Trung Nguyen, plant manager of Royal Technologies in Mission and the keynote speaker, told students that manufacturing changed his life for the better and that with hard work, they could also have a future in the field.

“The advice I would give to the students … is to take advantage of it. It’s a very good program that gets you ahead of the game,” said Nguyen. “And, it helps you save money that you don’t have to spend in the future.”

Nguyen also shared that three former PSJA students are now working for Royal Technologies.

“This is why we do take our students to these companies so they can see the whole environment,” said Belinda Vargas, career and technical education pathways coordinator for PSJA I.S.D. “They see their environment at school, and now they can see … the environment they’re going to be working in.”

Students in the program attend classes where they work with various machines and different kinds of software, providing them with real job experience. Through partnerships with different companies, the students also have a chance to visit plants and see how they are run. Vargas estimates that about 40 to 45 students are currently enrolled in the two-year program to earn their associate’s degree in manufacturing while in high school. The first cohort to complete the program will graduate this year, ready to enter the field.

Manufacturing Industry Trends

In his exclusive interview with the Rio Grande Guardian, the STMA’s Willis spoke about the changes that have occurred in manufacturing over the last 25 years.

“The manufacturing industry has evolved considerably in the past 25 years. The apparel industry left the USA for lower-wage countries when NAFTA opened our markets to global competition. That sector has since been replaced in the RGV by capital-intensive manufacturing plants, many of who manufacture components for their large assembly plant customers in Mexico and elsewhere. Much of the repetitive low skilled manual work has been automated by using technology. This helps to minimize the labor cost, which helps companies located in the USA to be competitive with foreign competition,” Willis said.
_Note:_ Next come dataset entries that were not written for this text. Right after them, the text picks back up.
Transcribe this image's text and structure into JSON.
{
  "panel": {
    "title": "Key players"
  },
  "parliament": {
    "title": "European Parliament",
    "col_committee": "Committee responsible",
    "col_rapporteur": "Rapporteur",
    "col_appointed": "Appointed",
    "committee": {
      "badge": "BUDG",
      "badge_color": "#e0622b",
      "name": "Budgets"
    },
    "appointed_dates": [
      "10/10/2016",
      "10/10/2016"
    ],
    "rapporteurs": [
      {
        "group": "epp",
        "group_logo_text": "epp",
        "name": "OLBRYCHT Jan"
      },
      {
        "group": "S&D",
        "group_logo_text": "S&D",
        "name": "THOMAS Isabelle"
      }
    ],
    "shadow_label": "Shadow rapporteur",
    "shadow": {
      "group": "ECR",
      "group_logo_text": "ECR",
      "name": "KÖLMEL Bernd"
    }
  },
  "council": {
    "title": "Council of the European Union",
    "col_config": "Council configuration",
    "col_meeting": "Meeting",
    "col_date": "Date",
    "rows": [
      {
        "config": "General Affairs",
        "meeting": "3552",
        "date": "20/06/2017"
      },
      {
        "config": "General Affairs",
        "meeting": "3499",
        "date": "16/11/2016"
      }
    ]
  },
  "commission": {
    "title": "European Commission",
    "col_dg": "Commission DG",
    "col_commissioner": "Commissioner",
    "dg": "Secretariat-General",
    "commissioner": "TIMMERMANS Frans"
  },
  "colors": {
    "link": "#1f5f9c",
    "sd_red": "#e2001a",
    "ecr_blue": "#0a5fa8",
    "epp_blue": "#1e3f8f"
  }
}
“Even with the significant changes in the industry, there remain many manufacturing plants that have continued to operate successfully in our region for over 25 years. The maquiladora industry along the border has experienced tremendous growth since it began in the early 90’s. Their presence along northern Tamaulipas has helped our economic development leaders here to recoup some of the manufacturing jobs lost in the apparel industry by creating the opportunity to recruit maquila suppliers to the RGV.

“The global trend towards localization of the supply chain, coupled with the concentration of manufacturing in Mexico and the uncertainty surrounding the current North American Free Trade Agreement renegotiations, is creating many opportunities to grow the manufacturing industry in the RGV. The challenge is our relatively small talent pool for many of the key positions many plants need, like Maintenance Technicians, CNC Machinists, Tool & Die Makers, and CNC Machine Operators.”

Willis said manufacturing is a very diverse industry, with a wide variety of subsectors, including Food & Drink Processing, Corrugation, Machining, Concrete Pipe, Aerospace, Steel Fabrication, Plastic Injection Molding, Drilling Equipment, Metal Stamping, Electronics, Consumer Products, Automotive, Plating, and many others.

“While the total employment number in the USA manufacturing industry has decreased over the past twenty years, the output has grown steadily. This illustrates the impact of process and quality improvement and the use of automation to lower costs, improve quality, and deliver value to the customer,” Willis said.

“The tremendous improvement in product quality and the product cost reductions, both of which have benefited U.S. consumers, have only been possible through advanced manufacturing processes and reliance on automation and technology instead of repetitive manual labor.”